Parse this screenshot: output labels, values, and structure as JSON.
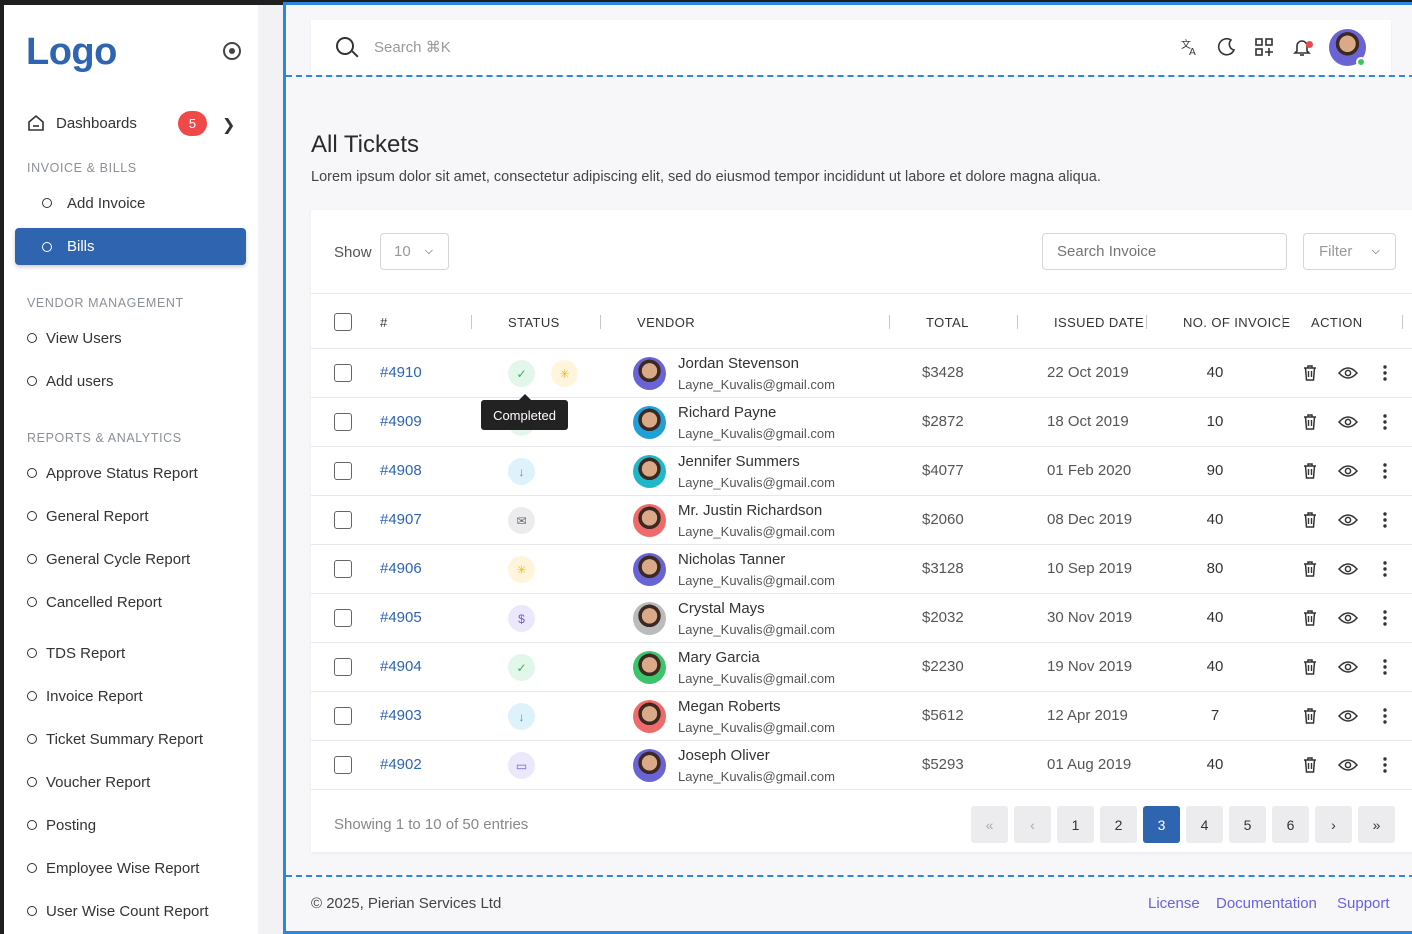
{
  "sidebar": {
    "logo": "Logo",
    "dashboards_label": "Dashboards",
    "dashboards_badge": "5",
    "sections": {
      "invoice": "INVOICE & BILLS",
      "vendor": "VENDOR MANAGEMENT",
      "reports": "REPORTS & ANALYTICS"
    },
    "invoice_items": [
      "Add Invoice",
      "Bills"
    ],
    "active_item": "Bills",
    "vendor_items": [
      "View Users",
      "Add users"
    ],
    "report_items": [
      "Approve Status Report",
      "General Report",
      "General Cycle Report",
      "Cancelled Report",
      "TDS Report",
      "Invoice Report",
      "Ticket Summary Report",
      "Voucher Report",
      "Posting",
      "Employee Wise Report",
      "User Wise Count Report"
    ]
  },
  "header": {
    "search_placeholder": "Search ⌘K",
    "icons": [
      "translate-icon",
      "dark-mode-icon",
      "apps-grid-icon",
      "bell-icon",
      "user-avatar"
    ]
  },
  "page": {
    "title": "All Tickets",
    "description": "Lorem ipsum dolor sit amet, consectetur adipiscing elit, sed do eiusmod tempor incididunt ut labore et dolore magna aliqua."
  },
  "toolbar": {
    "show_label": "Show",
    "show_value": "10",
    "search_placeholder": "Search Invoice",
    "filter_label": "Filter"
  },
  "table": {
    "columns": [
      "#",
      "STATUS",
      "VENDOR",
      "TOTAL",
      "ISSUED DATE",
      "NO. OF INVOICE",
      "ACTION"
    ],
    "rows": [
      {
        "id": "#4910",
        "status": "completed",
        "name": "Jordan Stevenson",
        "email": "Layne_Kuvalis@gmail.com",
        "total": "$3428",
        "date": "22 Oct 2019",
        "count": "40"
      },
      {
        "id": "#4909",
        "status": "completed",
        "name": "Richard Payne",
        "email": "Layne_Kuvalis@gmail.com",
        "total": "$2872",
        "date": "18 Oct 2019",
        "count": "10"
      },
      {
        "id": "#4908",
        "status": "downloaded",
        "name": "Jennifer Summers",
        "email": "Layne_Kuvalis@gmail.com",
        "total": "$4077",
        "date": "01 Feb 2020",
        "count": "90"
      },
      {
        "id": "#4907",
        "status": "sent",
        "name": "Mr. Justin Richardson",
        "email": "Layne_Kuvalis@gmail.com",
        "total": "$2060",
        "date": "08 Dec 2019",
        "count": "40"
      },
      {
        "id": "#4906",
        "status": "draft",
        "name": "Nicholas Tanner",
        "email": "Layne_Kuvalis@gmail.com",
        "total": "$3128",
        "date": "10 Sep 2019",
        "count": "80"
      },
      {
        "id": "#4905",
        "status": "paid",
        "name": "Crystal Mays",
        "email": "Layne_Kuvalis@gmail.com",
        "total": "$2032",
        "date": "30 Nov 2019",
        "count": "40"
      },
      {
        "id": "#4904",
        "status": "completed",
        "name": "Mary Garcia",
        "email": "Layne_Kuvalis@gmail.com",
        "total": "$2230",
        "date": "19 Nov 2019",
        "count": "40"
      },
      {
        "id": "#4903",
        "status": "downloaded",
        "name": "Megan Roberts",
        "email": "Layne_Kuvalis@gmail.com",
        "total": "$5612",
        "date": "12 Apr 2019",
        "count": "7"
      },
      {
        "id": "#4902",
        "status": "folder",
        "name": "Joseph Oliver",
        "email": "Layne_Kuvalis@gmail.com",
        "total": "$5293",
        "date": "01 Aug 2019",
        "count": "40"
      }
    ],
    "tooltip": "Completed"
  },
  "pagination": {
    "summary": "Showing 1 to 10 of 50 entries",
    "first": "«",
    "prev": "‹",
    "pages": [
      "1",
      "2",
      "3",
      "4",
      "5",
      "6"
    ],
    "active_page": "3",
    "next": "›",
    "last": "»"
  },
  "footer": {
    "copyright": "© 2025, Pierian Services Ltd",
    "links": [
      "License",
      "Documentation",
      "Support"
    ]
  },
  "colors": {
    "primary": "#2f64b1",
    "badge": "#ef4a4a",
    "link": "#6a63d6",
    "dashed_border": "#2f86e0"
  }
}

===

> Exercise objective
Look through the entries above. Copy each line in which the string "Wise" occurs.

> Problem solution
      "Employee Wise Report",
      "User Wise Count Report"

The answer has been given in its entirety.